> [Requirement]: Please restate the records below verbatim, omitting every image they hold.
☆ ☆ ☆ ☆ ☆
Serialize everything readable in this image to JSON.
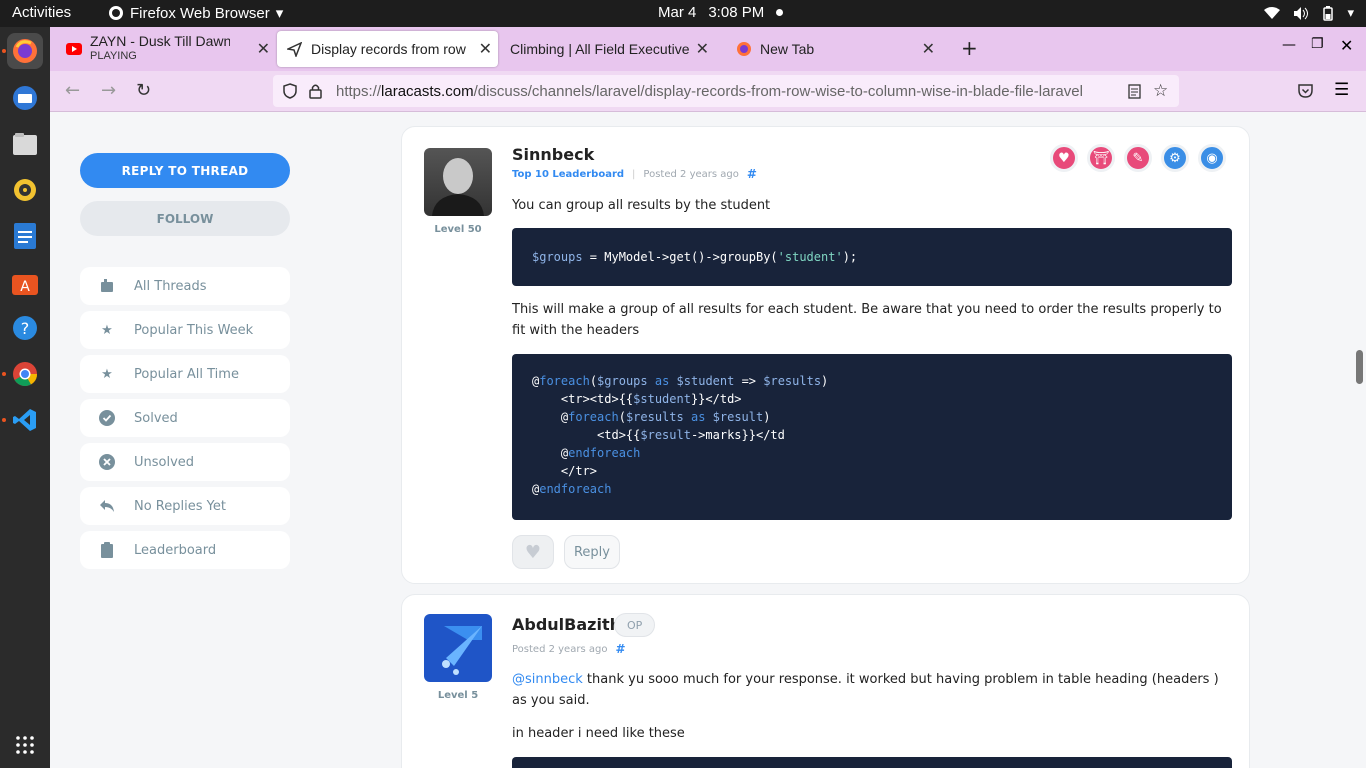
{
  "topbar": {
    "activities": "Activities",
    "app_name": "Firefox Web Browser",
    "date": "Mar 4",
    "time": "3:08 PM"
  },
  "dock": {
    "items": [
      "firefox-icon",
      "thunderbird-icon",
      "files-icon",
      "rhythmbox-icon",
      "writer-icon",
      "software-icon",
      "help-icon",
      "chrome-icon",
      "vscode-icon"
    ],
    "apps_grid": "show-apps-icon"
  },
  "tabs": [
    {
      "title": "ZAYN - Dusk Till Dawn (Of",
      "subtitle": "PLAYING",
      "icon": "youtube-icon"
    },
    {
      "title": "Display records from row",
      "icon": "laracasts-icon"
    },
    {
      "title": "Climbing | All Field Executive",
      "icon": ""
    },
    {
      "title": "New Tab",
      "icon": "firefox-icon"
    }
  ],
  "url": {
    "prefix": "https://",
    "domain": "laracasts.com",
    "path": "/discuss/channels/laravel/display-records-from-row-wise-to-column-wise-in-blade-file-laravel"
  },
  "sidebar": {
    "reply_button": "REPLY TO THREAD",
    "follow_button": "FOLLOW",
    "items": [
      {
        "label": "All Threads",
        "icon": "threads-icon"
      },
      {
        "label": "Popular This Week",
        "icon": "star-icon"
      },
      {
        "label": "Popular All Time",
        "icon": "star-icon"
      },
      {
        "label": "Solved",
        "icon": "check-circle-icon"
      },
      {
        "label": "Unsolved",
        "icon": "x-circle-icon"
      },
      {
        "label": "No Replies Yet",
        "icon": "reply-arrow-icon"
      },
      {
        "label": "Leaderboard",
        "icon": "clipboard-icon"
      }
    ]
  },
  "posts": [
    {
      "author": "Sinnbeck",
      "level": "Level 50",
      "rank": "Top 10 Leaderboard",
      "posted": "Posted 2 years ago",
      "hash": "#",
      "text1": "You can group all results by the student",
      "text2": "This will make a group of all results for each student. Be aware that you need to order the results properly to fit with the headers",
      "reply_label": "Reply",
      "badge_colors": [
        "#e84a7a",
        "#e84a7a",
        "#e84a7a",
        "#3a8ee6",
        "#3a8ee6"
      ]
    },
    {
      "author": "AbdulBazith",
      "op": "OP",
      "level": "Level 5",
      "posted": "Posted 2 years ago",
      "hash": "#",
      "mention": "@sinnbeck",
      "text1": " thank yu sooo much for your response. it worked but having problem in table heading (headers ) as you said.",
      "text2": "in header i need like these"
    }
  ],
  "code1": {
    "var": "$groups",
    "mid": " = MyModel->get()->groupBy(",
    "str": "'student'",
    "end": ");"
  }
}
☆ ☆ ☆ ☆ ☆
> [Answer section]:
Serialize everything readable in this image to JSON.
{
  "topbar": {
    "activities": "Activities",
    "app_name": "Firefox Web Browser",
    "date": "Mar 4",
    "time": "3:08 PM"
  },
  "dock": {
    "items": [
      "firefox-icon",
      "thunderbird-icon",
      "files-icon",
      "rhythmbox-icon",
      "writer-icon",
      "software-icon",
      "help-icon",
      "chrome-icon",
      "vscode-icon"
    ],
    "apps_grid": "show-apps-icon"
  },
  "tabs": [
    {
      "title": "ZAYN - Dusk Till Dawn (Of",
      "subtitle": "PLAYING",
      "icon": "youtube-icon"
    },
    {
      "title": "Display records from row",
      "icon": "laracasts-icon"
    },
    {
      "title": "Climbing | All Field Executive",
      "icon": ""
    },
    {
      "title": "New Tab",
      "icon": "firefox-icon"
    }
  ],
  "url": {
    "prefix": "https://",
    "domain": "laracasts.com",
    "path": "/discuss/channels/laravel/display-records-from-row-wise-to-column-wise-in-blade-file-laravel"
  },
  "sidebar": {
    "reply_button": "REPLY TO THREAD",
    "follow_button": "FOLLOW",
    "items": [
      {
        "label": "All Threads",
        "icon": "threads-icon"
      },
      {
        "label": "Popular This Week",
        "icon": "star-icon"
      },
      {
        "label": "Popular All Time",
        "icon": "star-icon"
      },
      {
        "label": "Solved",
        "icon": "check-circle-icon"
      },
      {
        "label": "Unsolved",
        "icon": "x-circle-icon"
      },
      {
        "label": "No Replies Yet",
        "icon": "reply-arrow-icon"
      },
      {
        "label": "Leaderboard",
        "icon": "clipboard-icon"
      }
    ]
  },
  "posts": [
    {
      "author": "Sinnbeck",
      "level": "Level 50",
      "rank": "Top 10 Leaderboard",
      "posted": "Posted 2 years ago",
      "hash": "#",
      "text1": "You can group all results by the student",
      "text2": "This will make a group of all results for each student. Be aware that you need to order the results properly to fit with the headers",
      "reply_label": "Reply",
      "badge_colors": [
        "#e84a7a",
        "#e84a7a",
        "#e84a7a",
        "#3a8ee6",
        "#3a8ee6"
      ]
    },
    {
      "author": "AbdulBazith",
      "op": "OP",
      "level": "Level 5",
      "posted": "Posted 2 years ago",
      "hash": "#",
      "mention": "@sinnbeck",
      "text1": " thank yu sooo much for your response. it worked but having problem in table heading (headers ) as you said.",
      "text2": "in header i need like these"
    }
  ],
  "code1": {
    "var": "$groups",
    "mid": " = MyModel->get()->groupBy(",
    "str": "'student'",
    "end": ");"
  }
}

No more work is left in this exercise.